▸ DATA TO USE:
- Opening Delimiter -

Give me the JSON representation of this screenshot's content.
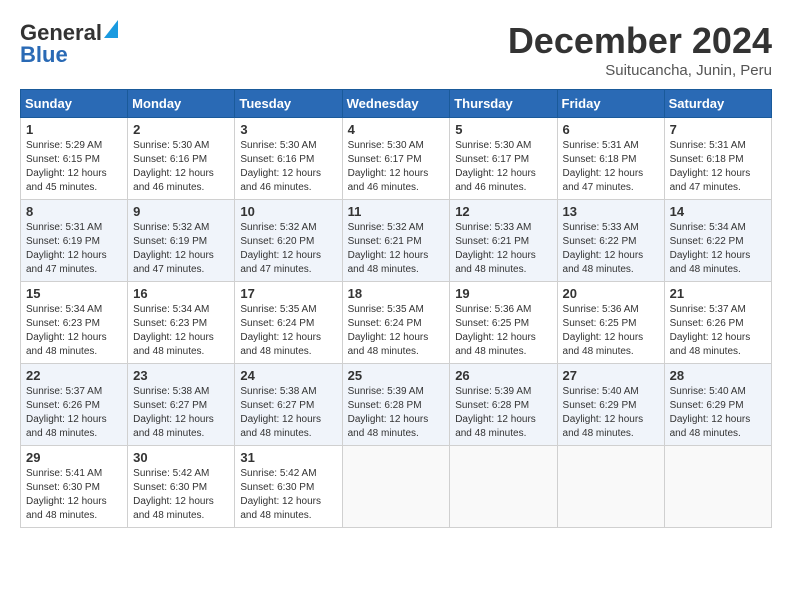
{
  "header": {
    "logo_line1": "General",
    "logo_line2": "Blue",
    "month": "December 2024",
    "location": "Suitucancha, Junin, Peru"
  },
  "days_of_week": [
    "Sunday",
    "Monday",
    "Tuesday",
    "Wednesday",
    "Thursday",
    "Friday",
    "Saturday"
  ],
  "weeks": [
    [
      {
        "day": "1",
        "info": "Sunrise: 5:29 AM\nSunset: 6:15 PM\nDaylight: 12 hours\nand 45 minutes."
      },
      {
        "day": "2",
        "info": "Sunrise: 5:30 AM\nSunset: 6:16 PM\nDaylight: 12 hours\nand 46 minutes."
      },
      {
        "day": "3",
        "info": "Sunrise: 5:30 AM\nSunset: 6:16 PM\nDaylight: 12 hours\nand 46 minutes."
      },
      {
        "day": "4",
        "info": "Sunrise: 5:30 AM\nSunset: 6:17 PM\nDaylight: 12 hours\nand 46 minutes."
      },
      {
        "day": "5",
        "info": "Sunrise: 5:30 AM\nSunset: 6:17 PM\nDaylight: 12 hours\nand 46 minutes."
      },
      {
        "day": "6",
        "info": "Sunrise: 5:31 AM\nSunset: 6:18 PM\nDaylight: 12 hours\nand 47 minutes."
      },
      {
        "day": "7",
        "info": "Sunrise: 5:31 AM\nSunset: 6:18 PM\nDaylight: 12 hours\nand 47 minutes."
      }
    ],
    [
      {
        "day": "8",
        "info": "Sunrise: 5:31 AM\nSunset: 6:19 PM\nDaylight: 12 hours\nand 47 minutes."
      },
      {
        "day": "9",
        "info": "Sunrise: 5:32 AM\nSunset: 6:19 PM\nDaylight: 12 hours\nand 47 minutes."
      },
      {
        "day": "10",
        "info": "Sunrise: 5:32 AM\nSunset: 6:20 PM\nDaylight: 12 hours\nand 47 minutes."
      },
      {
        "day": "11",
        "info": "Sunrise: 5:32 AM\nSunset: 6:21 PM\nDaylight: 12 hours\nand 48 minutes."
      },
      {
        "day": "12",
        "info": "Sunrise: 5:33 AM\nSunset: 6:21 PM\nDaylight: 12 hours\nand 48 minutes."
      },
      {
        "day": "13",
        "info": "Sunrise: 5:33 AM\nSunset: 6:22 PM\nDaylight: 12 hours\nand 48 minutes."
      },
      {
        "day": "14",
        "info": "Sunrise: 5:34 AM\nSunset: 6:22 PM\nDaylight: 12 hours\nand 48 minutes."
      }
    ],
    [
      {
        "day": "15",
        "info": "Sunrise: 5:34 AM\nSunset: 6:23 PM\nDaylight: 12 hours\nand 48 minutes."
      },
      {
        "day": "16",
        "info": "Sunrise: 5:34 AM\nSunset: 6:23 PM\nDaylight: 12 hours\nand 48 minutes."
      },
      {
        "day": "17",
        "info": "Sunrise: 5:35 AM\nSunset: 6:24 PM\nDaylight: 12 hours\nand 48 minutes."
      },
      {
        "day": "18",
        "info": "Sunrise: 5:35 AM\nSunset: 6:24 PM\nDaylight: 12 hours\nand 48 minutes."
      },
      {
        "day": "19",
        "info": "Sunrise: 5:36 AM\nSunset: 6:25 PM\nDaylight: 12 hours\nand 48 minutes."
      },
      {
        "day": "20",
        "info": "Sunrise: 5:36 AM\nSunset: 6:25 PM\nDaylight: 12 hours\nand 48 minutes."
      },
      {
        "day": "21",
        "info": "Sunrise: 5:37 AM\nSunset: 6:26 PM\nDaylight: 12 hours\nand 48 minutes."
      }
    ],
    [
      {
        "day": "22",
        "info": "Sunrise: 5:37 AM\nSunset: 6:26 PM\nDaylight: 12 hours\nand 48 minutes."
      },
      {
        "day": "23",
        "info": "Sunrise: 5:38 AM\nSunset: 6:27 PM\nDaylight: 12 hours\nand 48 minutes."
      },
      {
        "day": "24",
        "info": "Sunrise: 5:38 AM\nSunset: 6:27 PM\nDaylight: 12 hours\nand 48 minutes."
      },
      {
        "day": "25",
        "info": "Sunrise: 5:39 AM\nSunset: 6:28 PM\nDaylight: 12 hours\nand 48 minutes."
      },
      {
        "day": "26",
        "info": "Sunrise: 5:39 AM\nSunset: 6:28 PM\nDaylight: 12 hours\nand 48 minutes."
      },
      {
        "day": "27",
        "info": "Sunrise: 5:40 AM\nSunset: 6:29 PM\nDaylight: 12 hours\nand 48 minutes."
      },
      {
        "day": "28",
        "info": "Sunrise: 5:40 AM\nSunset: 6:29 PM\nDaylight: 12 hours\nand 48 minutes."
      }
    ],
    [
      {
        "day": "29",
        "info": "Sunrise: 5:41 AM\nSunset: 6:30 PM\nDaylight: 12 hours\nand 48 minutes."
      },
      {
        "day": "30",
        "info": "Sunrise: 5:42 AM\nSunset: 6:30 PM\nDaylight: 12 hours\nand 48 minutes."
      },
      {
        "day": "31",
        "info": "Sunrise: 5:42 AM\nSunset: 6:30 PM\nDaylight: 12 hours\nand 48 minutes."
      },
      null,
      null,
      null,
      null
    ]
  ]
}
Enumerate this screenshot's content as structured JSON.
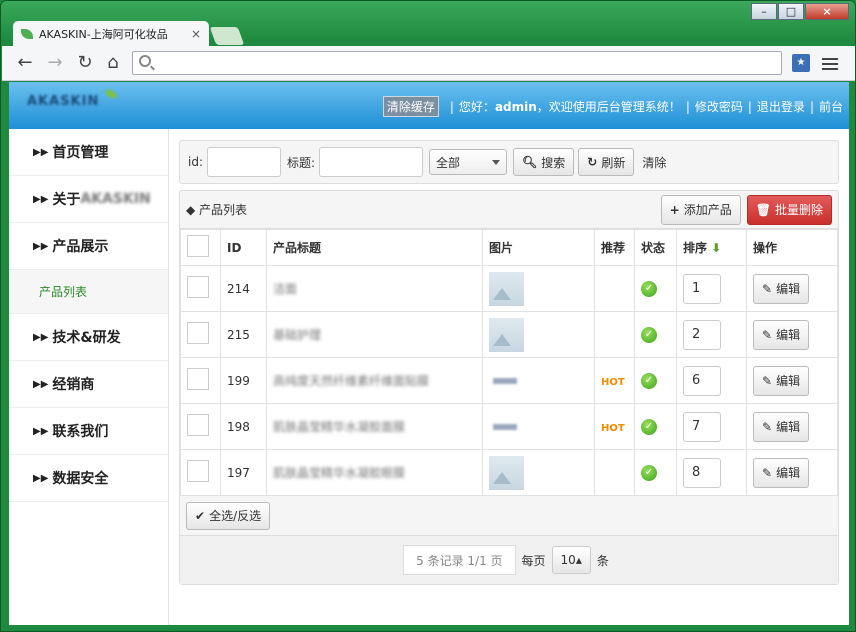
{
  "browser": {
    "tab_title": "AKASKIN-上海阿可化妆品",
    "tab_close": "×",
    "address": "",
    "window_controls": [
      "–",
      "□",
      "×"
    ]
  },
  "header": {
    "logo_text": "AKASKIN",
    "clear_cache": "清除缓存",
    "greeting_prefix": "您好：",
    "username": "admin",
    "greeting_suffix": "，欢迎使用后台管理系统！",
    "change_password": "修改密码",
    "logout": "退出登录",
    "frontend": "前台",
    "sep": "|"
  },
  "sidebar": {
    "items": [
      {
        "label": "首页管理"
      },
      {
        "label": "关于",
        "blurred": "AKASKIN"
      },
      {
        "label": "产品展示"
      },
      {
        "label": "技术&研发"
      },
      {
        "label": "经销商"
      },
      {
        "label": "联系我们"
      },
      {
        "label": "数据安全"
      }
    ],
    "sub_item": "产品列表"
  },
  "search": {
    "id_label": "id:",
    "title_label": "标题:",
    "select_value": "全部",
    "search_button": "搜索",
    "refresh_button": "刷新",
    "clear_link": "清除"
  },
  "panel": {
    "title": "产品列表",
    "add_button": "添加产品",
    "batch_delete_button": "批量删除"
  },
  "table": {
    "headers": [
      "",
      "ID",
      "产品标题",
      "图片",
      "推荐",
      "状态",
      "排序",
      "操作"
    ],
    "rows": [
      {
        "id": "214",
        "title": "洁面",
        "hot": "",
        "sort": "1",
        "edit": "编辑"
      },
      {
        "id": "215",
        "title": "基础护理",
        "hot": "",
        "sort": "2",
        "edit": "编辑"
      },
      {
        "id": "199",
        "title": "高纯度天然纤维素纤维面贴膜",
        "hot": "HOT",
        "sort": "6",
        "edit": "编辑"
      },
      {
        "id": "198",
        "title": "肌肤晶莹精华水凝胶面膜",
        "hot": "HOT",
        "sort": "7",
        "edit": "编辑"
      },
      {
        "id": "197",
        "title": "肌肤晶莹精华水凝胶眼膜",
        "hot": "",
        "sort": "8",
        "edit": "编辑"
      }
    ]
  },
  "footer": {
    "select_all": "全选/反选",
    "records": "5 条记录 1/1 页",
    "per_page_label": "每页",
    "per_page_value": "10",
    "per_page_unit": "条"
  }
}
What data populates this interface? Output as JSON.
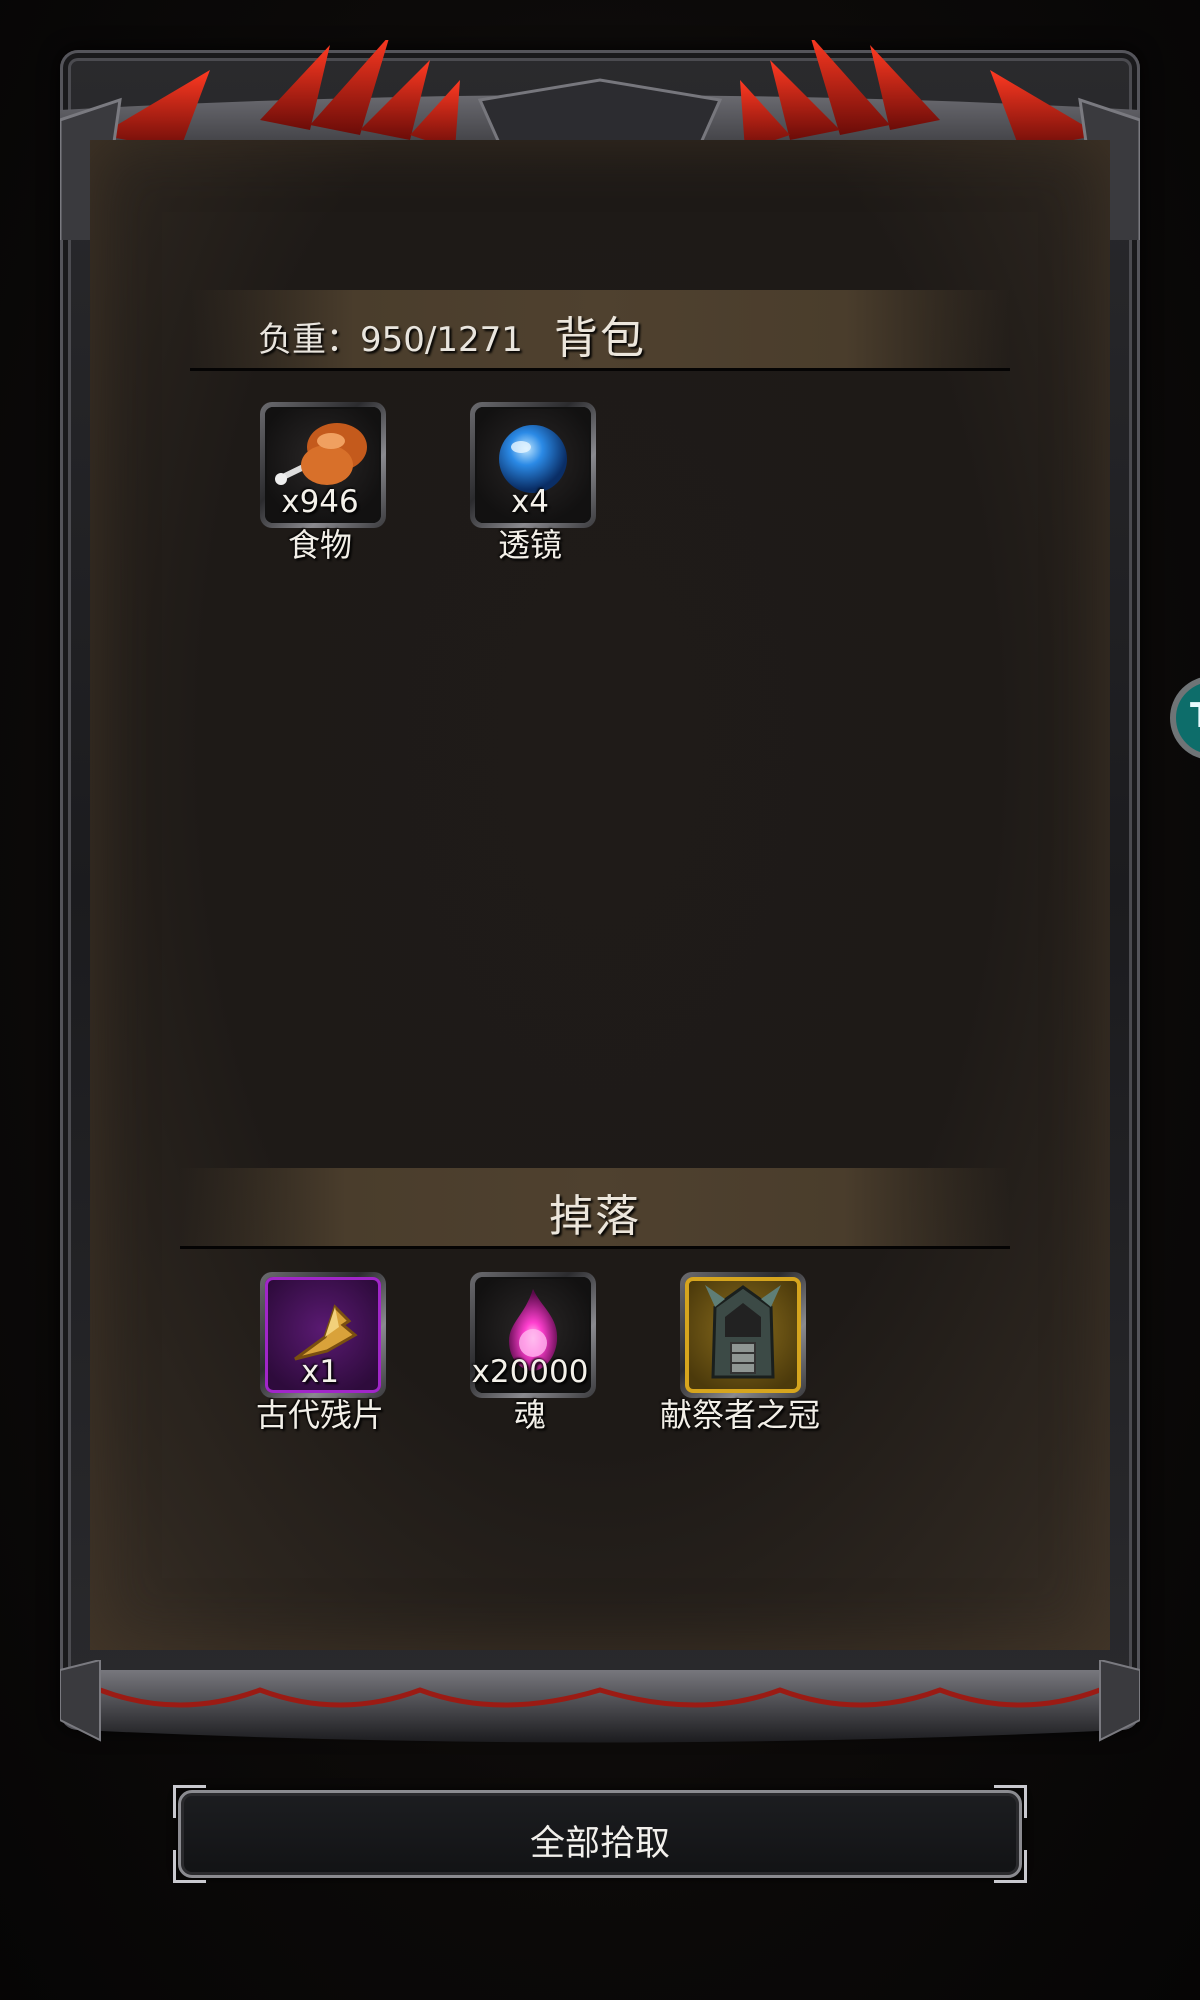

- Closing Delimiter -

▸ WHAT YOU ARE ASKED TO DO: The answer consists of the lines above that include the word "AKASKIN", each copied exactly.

▸ THE ANSWER:
    "tab_title": "AKASKIN-上海阿可化妆品",
    "logo_text": "AKASKIN",
        "blurred": "AKASKIN"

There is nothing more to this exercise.